You will also have the opportunity to explore our state-of-the-art research facilities including the Charles Perkins Centre and the Brain and Mind Centre. Here, you will gain hands on experience in many different domains of psychology ranging from neurobiological foundations to clinical therapy, social interaction to decision making, and from psychopharmacology to virtual reality.

If you are a high-achieving student you may be invited to join the Dalyell Scholars program and have access to a range of enrichment opportunities that will challenge you and provide opportunities to work alongside your most promising and talented peers.

Some offerings include; accelerated learning options, tailored mentoring and professional skills development workshops and international experiences.

In recent Dalyell projects students have investigated gambling, obesity, chronic disease, neuropsychology and the application of technology to enhance eyewitness memory.

*QS World University Rankings by Subject, 2021
^QS Graduate Employability Rankings, 2020

Studying psychology in any capacity at Sydney will expose you to a number of different learning environments which seek to enhance your ability to work independently as well as in a group setting.

Lectures are used to introduce ideas; laboratory experiments help students to understand psychological research methods and interpret data; and interactive workshop tutorials provide opportunities to discuss concepts more thoroughly and gain experience working in teams.

You can also read our psychology frequently asked questions.

Female psychologist working with a patient

Psychology careers

As well as allowing you to pursue registration and further study to become a psychologist, completing honours in psychology opens the door to a wide variety of careers.

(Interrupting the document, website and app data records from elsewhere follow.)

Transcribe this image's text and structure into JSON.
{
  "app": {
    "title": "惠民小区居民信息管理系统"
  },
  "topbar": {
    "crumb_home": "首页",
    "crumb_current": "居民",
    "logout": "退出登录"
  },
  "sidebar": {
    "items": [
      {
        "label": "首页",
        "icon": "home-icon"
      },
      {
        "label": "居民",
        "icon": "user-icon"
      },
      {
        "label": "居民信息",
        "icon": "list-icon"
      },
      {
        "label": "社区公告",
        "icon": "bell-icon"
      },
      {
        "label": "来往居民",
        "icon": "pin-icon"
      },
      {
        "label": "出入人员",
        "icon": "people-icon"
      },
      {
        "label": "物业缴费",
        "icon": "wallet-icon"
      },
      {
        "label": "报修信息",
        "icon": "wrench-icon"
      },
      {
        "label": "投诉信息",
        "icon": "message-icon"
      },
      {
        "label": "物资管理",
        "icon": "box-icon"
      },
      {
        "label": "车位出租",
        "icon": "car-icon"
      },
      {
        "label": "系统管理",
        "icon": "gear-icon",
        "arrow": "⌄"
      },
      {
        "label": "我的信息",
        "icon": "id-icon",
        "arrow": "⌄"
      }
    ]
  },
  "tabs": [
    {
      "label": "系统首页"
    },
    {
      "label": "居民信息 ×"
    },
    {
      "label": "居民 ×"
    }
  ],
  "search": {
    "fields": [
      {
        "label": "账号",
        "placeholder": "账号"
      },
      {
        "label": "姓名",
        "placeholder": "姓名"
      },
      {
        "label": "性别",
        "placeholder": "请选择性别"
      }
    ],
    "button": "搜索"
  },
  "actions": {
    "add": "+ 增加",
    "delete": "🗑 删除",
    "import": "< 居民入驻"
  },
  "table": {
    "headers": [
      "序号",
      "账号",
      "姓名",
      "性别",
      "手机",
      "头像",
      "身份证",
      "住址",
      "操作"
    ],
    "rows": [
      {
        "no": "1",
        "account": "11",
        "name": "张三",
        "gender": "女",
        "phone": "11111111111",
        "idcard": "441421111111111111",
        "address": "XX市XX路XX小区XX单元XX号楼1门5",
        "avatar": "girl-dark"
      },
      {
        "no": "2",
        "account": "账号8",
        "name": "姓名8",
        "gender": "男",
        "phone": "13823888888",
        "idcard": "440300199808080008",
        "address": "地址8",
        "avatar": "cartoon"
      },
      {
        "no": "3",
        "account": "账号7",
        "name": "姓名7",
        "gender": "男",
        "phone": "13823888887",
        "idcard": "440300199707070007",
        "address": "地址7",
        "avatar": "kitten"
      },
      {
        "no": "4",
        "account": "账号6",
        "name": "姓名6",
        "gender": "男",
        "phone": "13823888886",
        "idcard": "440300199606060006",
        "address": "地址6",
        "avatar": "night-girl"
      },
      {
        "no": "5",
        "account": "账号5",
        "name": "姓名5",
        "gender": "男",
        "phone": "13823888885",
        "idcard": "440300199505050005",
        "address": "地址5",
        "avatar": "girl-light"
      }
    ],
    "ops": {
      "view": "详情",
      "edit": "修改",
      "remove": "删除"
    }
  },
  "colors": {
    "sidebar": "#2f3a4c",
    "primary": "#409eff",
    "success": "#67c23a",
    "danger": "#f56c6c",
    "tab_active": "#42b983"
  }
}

Honours graduates have the necessary training to work in schools, hospitals, prisons, human resources, with people with developmental disabilities, and in various social policy areas in the private and public sectors.

Some more specific career paths include:

  • clinical, forensic, organisational or sports psychologist (with further study)
  • neuroscientist
  • market researcher
  • school counsellor
  • advertising executive
  • management consultant
  • social policy analyst
  • learning and attention researcher

For additional information about careers in psychology.

Student studies in a cafe setting


Our four-year Bachelor of Psychology degree and our three-year psychology program with honours in psychology are accredited by the Australian Psychology Accreditation Council (APAC).

These courses will allow you to apply for provisional registration with the Psychology Board of Australia, which is needed to later attain full registration.

To become a practicing Clinical Psychologist and gain full registration, you will need to complete our Master of Clinical Psychology or Master of Clinical Psychology/Doctor of Philosophy degrees.

These courses are also accredited by APAC and are approved qualifications for Associate Membership of the Australian Clinical Psychology Association (ACPA) and the APS College of Clinical Psychologists.

These postgraduate courses are recognised by NSW Health as qualifying for progression to the grade of clinical psychologist.

Although our courses are widely recognised overseas, some countries have their own procedures and controls for professional recognition.